## SOURCE DATA

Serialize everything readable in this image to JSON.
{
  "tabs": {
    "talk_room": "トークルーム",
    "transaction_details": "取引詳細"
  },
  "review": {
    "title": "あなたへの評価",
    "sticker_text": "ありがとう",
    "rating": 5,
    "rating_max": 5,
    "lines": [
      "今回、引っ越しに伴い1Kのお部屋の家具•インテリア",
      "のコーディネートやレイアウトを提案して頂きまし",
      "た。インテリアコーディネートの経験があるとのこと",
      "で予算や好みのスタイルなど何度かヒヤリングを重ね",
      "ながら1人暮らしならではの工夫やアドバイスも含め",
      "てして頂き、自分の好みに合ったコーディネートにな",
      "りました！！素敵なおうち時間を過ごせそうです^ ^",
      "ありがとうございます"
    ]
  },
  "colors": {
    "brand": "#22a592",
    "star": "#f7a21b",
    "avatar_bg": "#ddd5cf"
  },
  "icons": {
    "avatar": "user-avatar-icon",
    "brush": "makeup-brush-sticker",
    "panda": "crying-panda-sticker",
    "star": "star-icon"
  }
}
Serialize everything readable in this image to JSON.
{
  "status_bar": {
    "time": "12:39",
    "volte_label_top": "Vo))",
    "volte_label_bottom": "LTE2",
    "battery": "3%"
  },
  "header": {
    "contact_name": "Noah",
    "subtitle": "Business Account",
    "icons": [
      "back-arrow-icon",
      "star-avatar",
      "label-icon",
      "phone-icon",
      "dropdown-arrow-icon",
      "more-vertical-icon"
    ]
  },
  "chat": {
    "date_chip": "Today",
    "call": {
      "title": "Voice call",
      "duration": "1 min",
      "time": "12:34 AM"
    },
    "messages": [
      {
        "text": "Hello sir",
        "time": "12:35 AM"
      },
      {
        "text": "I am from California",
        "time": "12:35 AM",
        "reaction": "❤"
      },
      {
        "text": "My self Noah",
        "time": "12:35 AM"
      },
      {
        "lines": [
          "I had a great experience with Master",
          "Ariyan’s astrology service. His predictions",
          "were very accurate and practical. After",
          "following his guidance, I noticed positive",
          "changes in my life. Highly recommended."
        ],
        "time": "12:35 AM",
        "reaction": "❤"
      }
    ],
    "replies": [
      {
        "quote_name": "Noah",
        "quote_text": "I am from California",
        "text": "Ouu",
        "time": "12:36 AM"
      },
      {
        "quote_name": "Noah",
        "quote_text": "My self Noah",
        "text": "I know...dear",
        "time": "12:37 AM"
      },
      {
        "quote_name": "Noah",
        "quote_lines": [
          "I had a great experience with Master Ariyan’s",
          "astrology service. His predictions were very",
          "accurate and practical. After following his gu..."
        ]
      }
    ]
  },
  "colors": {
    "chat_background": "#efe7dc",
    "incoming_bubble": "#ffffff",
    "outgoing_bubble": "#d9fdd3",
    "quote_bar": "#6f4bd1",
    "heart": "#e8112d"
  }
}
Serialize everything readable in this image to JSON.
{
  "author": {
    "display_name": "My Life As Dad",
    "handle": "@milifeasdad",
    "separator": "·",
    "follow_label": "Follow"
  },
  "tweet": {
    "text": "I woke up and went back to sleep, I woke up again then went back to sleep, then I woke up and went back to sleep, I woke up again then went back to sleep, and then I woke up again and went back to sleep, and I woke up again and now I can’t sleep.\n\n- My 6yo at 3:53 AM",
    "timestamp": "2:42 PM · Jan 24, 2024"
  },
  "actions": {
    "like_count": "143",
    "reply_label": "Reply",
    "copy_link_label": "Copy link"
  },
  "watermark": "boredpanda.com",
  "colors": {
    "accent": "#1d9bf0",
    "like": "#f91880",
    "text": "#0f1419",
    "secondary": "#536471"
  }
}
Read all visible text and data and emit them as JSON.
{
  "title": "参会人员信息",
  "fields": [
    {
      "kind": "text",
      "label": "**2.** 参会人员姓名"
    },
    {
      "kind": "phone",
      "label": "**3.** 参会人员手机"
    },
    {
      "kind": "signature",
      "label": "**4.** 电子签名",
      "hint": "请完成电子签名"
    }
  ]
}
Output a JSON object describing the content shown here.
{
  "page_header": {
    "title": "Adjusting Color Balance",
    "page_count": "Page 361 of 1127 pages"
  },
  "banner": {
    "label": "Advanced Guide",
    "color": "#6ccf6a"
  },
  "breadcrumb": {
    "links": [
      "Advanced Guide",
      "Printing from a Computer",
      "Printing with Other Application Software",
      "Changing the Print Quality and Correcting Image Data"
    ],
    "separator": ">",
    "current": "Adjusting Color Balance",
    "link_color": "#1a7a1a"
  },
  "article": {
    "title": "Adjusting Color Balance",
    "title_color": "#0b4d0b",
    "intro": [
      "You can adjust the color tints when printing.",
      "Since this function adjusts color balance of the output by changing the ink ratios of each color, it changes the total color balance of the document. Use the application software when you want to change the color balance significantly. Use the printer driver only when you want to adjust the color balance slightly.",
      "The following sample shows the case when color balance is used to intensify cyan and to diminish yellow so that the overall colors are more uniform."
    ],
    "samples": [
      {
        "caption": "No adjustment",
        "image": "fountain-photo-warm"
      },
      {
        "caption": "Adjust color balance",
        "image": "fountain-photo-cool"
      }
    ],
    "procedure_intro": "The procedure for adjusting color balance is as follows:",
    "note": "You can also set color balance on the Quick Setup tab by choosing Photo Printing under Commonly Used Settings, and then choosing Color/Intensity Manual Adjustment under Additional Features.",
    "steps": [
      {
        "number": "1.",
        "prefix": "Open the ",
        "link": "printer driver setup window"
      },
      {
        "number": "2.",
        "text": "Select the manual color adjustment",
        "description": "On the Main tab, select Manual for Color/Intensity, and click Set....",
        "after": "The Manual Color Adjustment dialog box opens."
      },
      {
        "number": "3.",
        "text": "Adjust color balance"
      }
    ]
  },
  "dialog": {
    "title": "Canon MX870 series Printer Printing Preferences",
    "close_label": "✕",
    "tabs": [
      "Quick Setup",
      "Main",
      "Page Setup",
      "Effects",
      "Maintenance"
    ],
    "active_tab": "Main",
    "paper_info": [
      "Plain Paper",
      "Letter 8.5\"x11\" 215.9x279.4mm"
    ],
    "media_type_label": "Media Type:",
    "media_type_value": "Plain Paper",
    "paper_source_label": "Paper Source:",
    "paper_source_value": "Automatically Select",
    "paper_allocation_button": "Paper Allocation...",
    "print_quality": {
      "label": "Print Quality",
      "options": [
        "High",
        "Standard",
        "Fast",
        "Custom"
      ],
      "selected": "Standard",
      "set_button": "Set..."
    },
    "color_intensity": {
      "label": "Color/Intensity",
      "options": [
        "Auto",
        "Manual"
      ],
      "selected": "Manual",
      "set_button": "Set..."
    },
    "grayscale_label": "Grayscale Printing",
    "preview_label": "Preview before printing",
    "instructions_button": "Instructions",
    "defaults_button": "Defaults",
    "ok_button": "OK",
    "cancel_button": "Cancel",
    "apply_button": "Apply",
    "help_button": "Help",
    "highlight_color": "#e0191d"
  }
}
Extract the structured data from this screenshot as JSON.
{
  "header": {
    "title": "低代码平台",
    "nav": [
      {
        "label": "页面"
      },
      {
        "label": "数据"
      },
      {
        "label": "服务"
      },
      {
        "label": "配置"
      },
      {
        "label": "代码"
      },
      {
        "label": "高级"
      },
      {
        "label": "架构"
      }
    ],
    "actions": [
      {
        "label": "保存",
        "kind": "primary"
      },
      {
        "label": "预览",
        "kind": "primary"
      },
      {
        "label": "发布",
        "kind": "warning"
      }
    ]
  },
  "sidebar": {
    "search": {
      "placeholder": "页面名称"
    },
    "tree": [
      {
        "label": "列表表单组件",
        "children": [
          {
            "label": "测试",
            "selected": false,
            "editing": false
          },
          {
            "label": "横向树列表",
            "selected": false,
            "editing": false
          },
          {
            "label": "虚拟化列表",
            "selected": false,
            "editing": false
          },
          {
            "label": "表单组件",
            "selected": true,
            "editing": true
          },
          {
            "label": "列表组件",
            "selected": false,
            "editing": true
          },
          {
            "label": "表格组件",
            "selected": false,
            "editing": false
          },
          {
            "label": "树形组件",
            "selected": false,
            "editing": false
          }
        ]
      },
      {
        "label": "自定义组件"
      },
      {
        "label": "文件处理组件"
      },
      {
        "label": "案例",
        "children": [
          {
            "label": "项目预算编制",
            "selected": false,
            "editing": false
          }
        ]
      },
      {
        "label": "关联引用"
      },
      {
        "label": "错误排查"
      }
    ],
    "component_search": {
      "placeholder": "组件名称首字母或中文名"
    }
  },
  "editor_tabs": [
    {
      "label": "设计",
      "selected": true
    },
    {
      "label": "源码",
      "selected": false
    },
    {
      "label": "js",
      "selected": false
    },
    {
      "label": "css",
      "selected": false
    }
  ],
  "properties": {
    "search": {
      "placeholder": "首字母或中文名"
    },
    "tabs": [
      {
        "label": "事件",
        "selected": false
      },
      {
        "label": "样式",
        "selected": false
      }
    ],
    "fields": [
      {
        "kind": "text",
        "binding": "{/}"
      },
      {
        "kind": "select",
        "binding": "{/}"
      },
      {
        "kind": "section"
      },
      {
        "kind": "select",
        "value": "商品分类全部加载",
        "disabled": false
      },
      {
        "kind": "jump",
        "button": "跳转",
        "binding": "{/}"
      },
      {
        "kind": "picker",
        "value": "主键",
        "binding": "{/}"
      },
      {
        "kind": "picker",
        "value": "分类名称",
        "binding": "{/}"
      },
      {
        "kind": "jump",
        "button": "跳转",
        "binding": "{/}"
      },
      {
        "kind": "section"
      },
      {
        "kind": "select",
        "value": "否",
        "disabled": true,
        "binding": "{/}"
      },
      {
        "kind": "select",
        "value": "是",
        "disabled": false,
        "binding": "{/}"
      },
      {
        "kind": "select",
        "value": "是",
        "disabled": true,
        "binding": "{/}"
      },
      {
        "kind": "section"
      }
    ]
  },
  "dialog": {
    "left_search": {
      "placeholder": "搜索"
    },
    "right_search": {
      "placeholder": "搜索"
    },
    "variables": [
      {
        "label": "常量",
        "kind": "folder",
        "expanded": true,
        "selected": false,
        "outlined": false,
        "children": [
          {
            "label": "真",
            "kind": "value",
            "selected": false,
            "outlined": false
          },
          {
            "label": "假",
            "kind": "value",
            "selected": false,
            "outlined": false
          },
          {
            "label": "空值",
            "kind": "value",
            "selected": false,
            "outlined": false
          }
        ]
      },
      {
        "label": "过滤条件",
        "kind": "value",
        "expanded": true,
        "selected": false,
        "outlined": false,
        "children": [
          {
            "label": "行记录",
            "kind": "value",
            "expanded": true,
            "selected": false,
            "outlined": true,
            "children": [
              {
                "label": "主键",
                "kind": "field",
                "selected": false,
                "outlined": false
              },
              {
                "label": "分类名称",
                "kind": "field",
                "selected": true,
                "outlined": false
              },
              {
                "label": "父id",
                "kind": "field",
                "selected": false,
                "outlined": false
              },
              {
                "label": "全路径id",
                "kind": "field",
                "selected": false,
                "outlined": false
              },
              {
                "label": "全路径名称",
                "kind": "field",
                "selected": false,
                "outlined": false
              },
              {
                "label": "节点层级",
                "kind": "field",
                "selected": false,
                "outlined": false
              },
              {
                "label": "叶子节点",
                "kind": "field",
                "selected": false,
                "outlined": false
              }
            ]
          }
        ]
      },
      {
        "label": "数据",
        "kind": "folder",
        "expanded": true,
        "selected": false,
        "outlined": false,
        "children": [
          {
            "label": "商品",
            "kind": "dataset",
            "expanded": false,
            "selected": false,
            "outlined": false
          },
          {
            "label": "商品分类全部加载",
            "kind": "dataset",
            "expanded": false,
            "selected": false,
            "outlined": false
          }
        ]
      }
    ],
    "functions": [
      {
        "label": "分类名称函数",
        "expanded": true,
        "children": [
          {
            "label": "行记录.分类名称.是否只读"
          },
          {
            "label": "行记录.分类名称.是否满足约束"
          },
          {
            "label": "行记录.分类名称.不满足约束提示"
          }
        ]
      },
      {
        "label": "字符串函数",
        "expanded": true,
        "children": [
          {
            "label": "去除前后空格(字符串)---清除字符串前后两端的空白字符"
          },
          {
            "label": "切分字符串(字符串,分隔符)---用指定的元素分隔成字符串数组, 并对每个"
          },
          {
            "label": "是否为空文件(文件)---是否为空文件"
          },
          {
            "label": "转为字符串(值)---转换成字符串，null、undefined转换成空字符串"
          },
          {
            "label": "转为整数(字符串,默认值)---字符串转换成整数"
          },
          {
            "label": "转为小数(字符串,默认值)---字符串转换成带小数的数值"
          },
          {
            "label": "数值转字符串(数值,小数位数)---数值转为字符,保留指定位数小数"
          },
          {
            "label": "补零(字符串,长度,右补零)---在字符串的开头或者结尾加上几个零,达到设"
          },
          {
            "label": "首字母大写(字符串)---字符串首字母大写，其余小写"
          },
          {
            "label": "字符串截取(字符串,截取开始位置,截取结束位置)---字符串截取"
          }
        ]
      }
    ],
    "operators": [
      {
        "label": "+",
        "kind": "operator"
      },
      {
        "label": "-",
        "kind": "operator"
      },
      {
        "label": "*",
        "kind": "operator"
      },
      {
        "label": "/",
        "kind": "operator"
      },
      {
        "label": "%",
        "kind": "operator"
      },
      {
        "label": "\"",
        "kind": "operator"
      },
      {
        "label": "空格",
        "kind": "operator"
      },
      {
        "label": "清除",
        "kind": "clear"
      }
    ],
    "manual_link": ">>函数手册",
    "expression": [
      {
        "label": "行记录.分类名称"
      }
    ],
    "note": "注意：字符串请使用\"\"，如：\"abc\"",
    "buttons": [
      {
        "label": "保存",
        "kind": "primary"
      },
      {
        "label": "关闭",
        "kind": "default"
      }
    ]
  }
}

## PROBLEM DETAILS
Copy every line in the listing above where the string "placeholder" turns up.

## SOLUTION
      "placeholder": "页面名称"
      "placeholder": "组件名称首字母或中文名"
      "placeholder": "首字母或中文名"
      "placeholder": "搜索"
      "placeholder": "搜索"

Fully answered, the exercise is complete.